(Beginning of SOURCE INFORMATION)

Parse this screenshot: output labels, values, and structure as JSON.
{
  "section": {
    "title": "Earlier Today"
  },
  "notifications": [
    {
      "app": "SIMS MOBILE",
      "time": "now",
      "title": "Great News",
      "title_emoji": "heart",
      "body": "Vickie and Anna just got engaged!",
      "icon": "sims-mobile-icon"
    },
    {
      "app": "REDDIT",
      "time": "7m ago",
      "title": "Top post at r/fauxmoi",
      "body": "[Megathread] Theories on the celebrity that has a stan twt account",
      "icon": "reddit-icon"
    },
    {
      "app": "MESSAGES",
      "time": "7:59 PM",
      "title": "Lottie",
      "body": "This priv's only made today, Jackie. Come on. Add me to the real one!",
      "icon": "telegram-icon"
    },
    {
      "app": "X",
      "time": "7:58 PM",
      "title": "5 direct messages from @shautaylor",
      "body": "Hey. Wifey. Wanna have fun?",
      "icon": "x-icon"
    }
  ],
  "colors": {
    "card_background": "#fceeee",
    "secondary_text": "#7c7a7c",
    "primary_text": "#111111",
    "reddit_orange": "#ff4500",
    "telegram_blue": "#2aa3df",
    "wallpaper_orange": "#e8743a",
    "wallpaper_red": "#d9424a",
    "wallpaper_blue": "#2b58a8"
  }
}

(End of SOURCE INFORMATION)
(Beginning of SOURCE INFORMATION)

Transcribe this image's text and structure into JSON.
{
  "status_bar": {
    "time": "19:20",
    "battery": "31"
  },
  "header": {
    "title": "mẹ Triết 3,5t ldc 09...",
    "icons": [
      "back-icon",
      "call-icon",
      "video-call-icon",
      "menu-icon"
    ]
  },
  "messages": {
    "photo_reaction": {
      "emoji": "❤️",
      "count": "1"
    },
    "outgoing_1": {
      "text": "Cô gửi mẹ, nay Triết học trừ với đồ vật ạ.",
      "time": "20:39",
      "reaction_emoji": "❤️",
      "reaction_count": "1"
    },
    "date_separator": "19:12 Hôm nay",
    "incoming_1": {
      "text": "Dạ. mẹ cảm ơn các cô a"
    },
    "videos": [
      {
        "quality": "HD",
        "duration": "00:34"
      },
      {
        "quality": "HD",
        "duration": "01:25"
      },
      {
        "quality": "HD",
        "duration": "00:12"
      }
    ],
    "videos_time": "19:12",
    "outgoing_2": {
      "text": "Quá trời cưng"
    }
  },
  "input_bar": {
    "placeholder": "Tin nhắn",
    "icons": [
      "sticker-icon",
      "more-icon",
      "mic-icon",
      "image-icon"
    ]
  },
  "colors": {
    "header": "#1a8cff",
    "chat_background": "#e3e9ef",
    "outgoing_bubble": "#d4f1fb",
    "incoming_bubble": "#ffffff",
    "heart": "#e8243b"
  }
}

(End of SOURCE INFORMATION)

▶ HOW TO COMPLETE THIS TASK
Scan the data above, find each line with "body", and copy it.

▶ RESPONSE TO THE EXERCISE
      "body": "Vickie and Anna just got engaged!",
      "body": "[Megathread] Theories on the celebrity that has a stan twt account",
      "body": "This priv's only made today, Jackie. Come on. Add me to the real one!",
      "body": "Hey. Wifey. Wanna have fun?",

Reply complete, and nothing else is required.